GRAMMY® Award-winning Baritone Edward Parks is the quintessential leading operatic artist for the twenty-first century. He impressed audiences at The Metropolitan Opera in standard repertoire such as La Boheme, La Fanciulla del West and ll barbiere di Siviglia, but he has recently made headlines and won awards for his gripping performances of new classics including The (R)evolution of Steve Jobs, Silent Night and The Shining. His remarkable talent catapulted him from a quiet town in rural Pennsylvania to The Lindemann Young Artist Program at The Met and a 3rd prize win in Placido Domingo’s 2015 Operalia Competition. Through each new chapter in his career, he has retained a healthy perspective and a refreshing sense of humility. He recently took time to share his secrets for finding balance in the midst of his hectic journey.
CS: How did you find your path from Pennsylvania to the stage of The Met?
I was lucky to have the parents that I did. They noticed at a young age that I loved to sing. They found me a wonderful teacher. His name was Leonard DeFabo, and I worked with him until I graduated high school. I come from a blue collar upbringing in a small town called Indiana in Pennsylvania. It was the hometown of Jimmy Stewart and it oddly had the feel of the town in “It’s a Wonderful Life.”
My father was a coal miner, and my mother was a stay at home Mom/teacher/administrator. She wore so many hats. Singing was always something that was natural in my family. When one side of your family is Irish, you almost always find yourself singing with a group of relatives in the kitchen. I have a daughter and many nieces and nephews, and it makes me happy to see that musical family tradition continue. Our family has many beautiful voices!

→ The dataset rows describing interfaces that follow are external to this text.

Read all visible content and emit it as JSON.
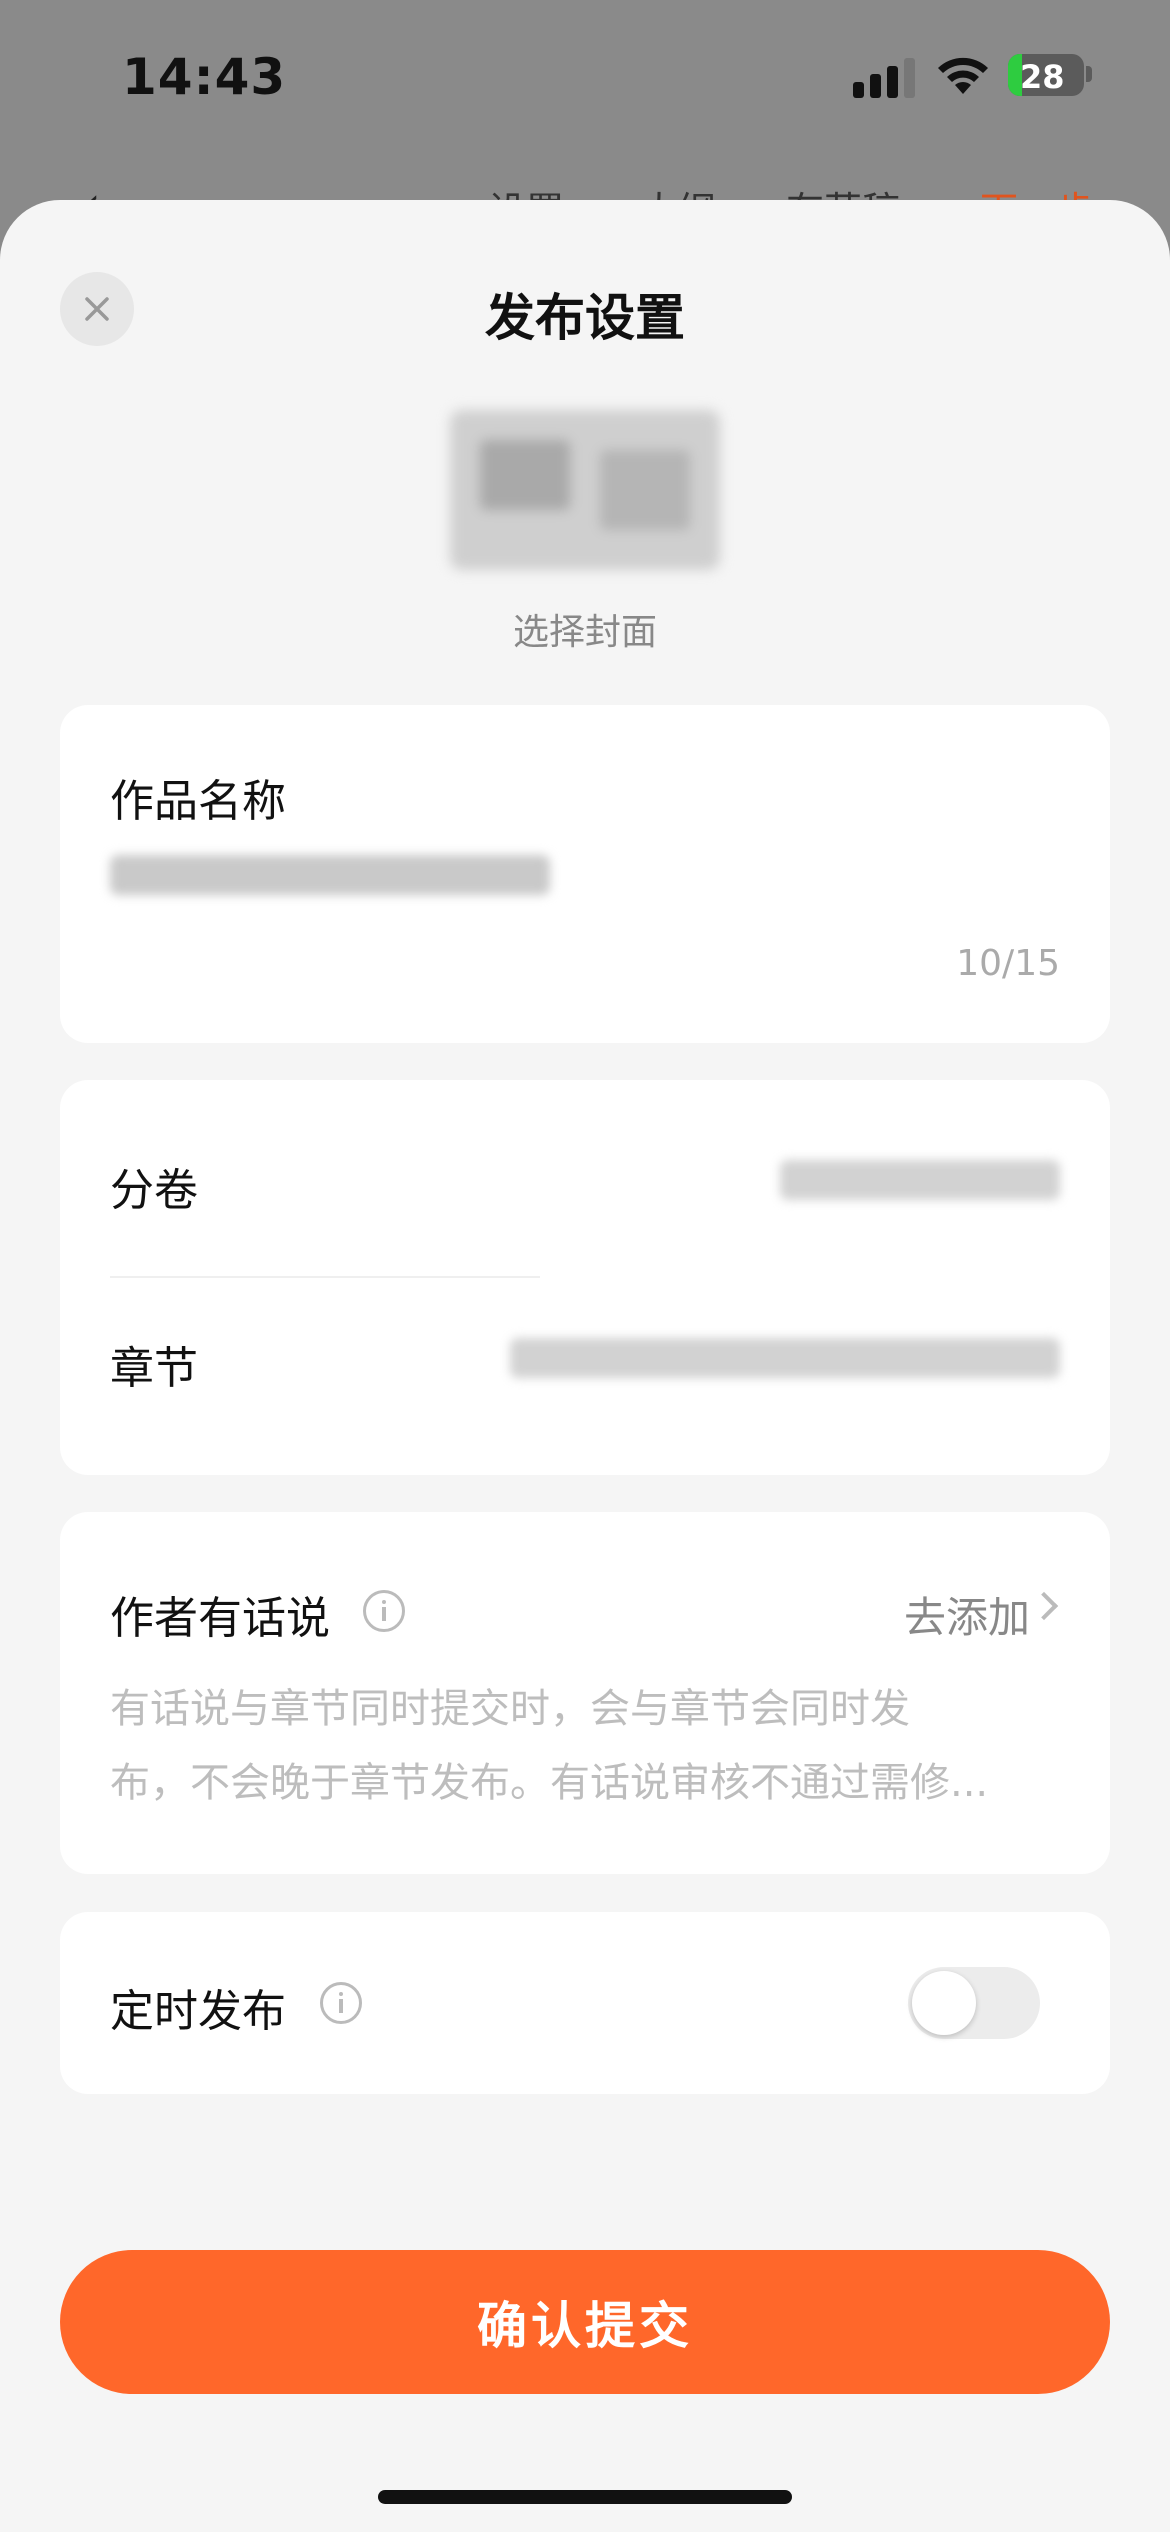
{
  "status_bar": {
    "time": "14:43",
    "battery": "28"
  },
  "background_nav": {
    "items": [
      "设置",
      "大纲",
      "存草稿",
      "下一步"
    ]
  },
  "sheet": {
    "title": "发布设置",
    "cover_label": "选择封面",
    "work_name": {
      "label": "作品名称",
      "counter": "10/15"
    },
    "volume": {
      "label": "分卷"
    },
    "chapter": {
      "label": "章节"
    },
    "author_note": {
      "label": "作者有话说",
      "action": "去添加",
      "desc_line1": "有话说与章节同时提交时，会与章节会同时发",
      "desc_line2": "布，不会晚于章节发布。有话说审核不通过需修..."
    },
    "schedule": {
      "label": "定时发布",
      "enabled": false
    },
    "submit_label": "确认提交"
  },
  "colors": {
    "accent": "#ff672a",
    "sheet_bg": "#f5f5f5",
    "card_bg": "#ffffff"
  }
}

CS: How did you find your operatic repertoire niche? Do you prefer singing standard or twenty-first century roles?
I think it was a mixture of my voice range and luck. I love the standards and enjoy performing them, but I have a real interest in the contemporary. I feel a great deal of freedom in it. It is musically, dramatically and vocally challenging; I find that very exciting.
CS: How did you discover your talent for working with leather?
About 10 years ago I decided I wanted to make my brother a belt for Christmas. I bought some leather craft tools and a belt blank and made a belt. It has just grown organically from there. I like to make bags and other items, but I love to put images in leather. It’s a fun hobby. It’s also very easy to travel with the tools. We singers spend a lot of time by ourselves; this is my way to pass time.
CS: What is the most important advice you wish you could’ve received when you began your singing career?
Find people you trust. Surround yourself with them. Seek their advice. No matter what level you find yourself at in your career, you will always need someone to talk to – someone who understands you, and someone who can give you sound advice.
CS: How do you find physical, mental and vocal balance while working on the road?
This is probably one of the hardest things for me. I am a family man. I have a wife and young daughter. It becomes more and more of a challenge to find a balance when I’m on the road. I find it very difficult to leave them. Like them, I find I have to establish my own routine when I’m away. Without a healthy routine things become very hard.
Edward’s upcoming performances this season include Jack Torrence in The Shining at Lyric Opera of Kansas City, and Steve Jobs in The (R)evolution of Steve Jobs at San Francisco Opera. Learn more at edwardparksbaritone.com/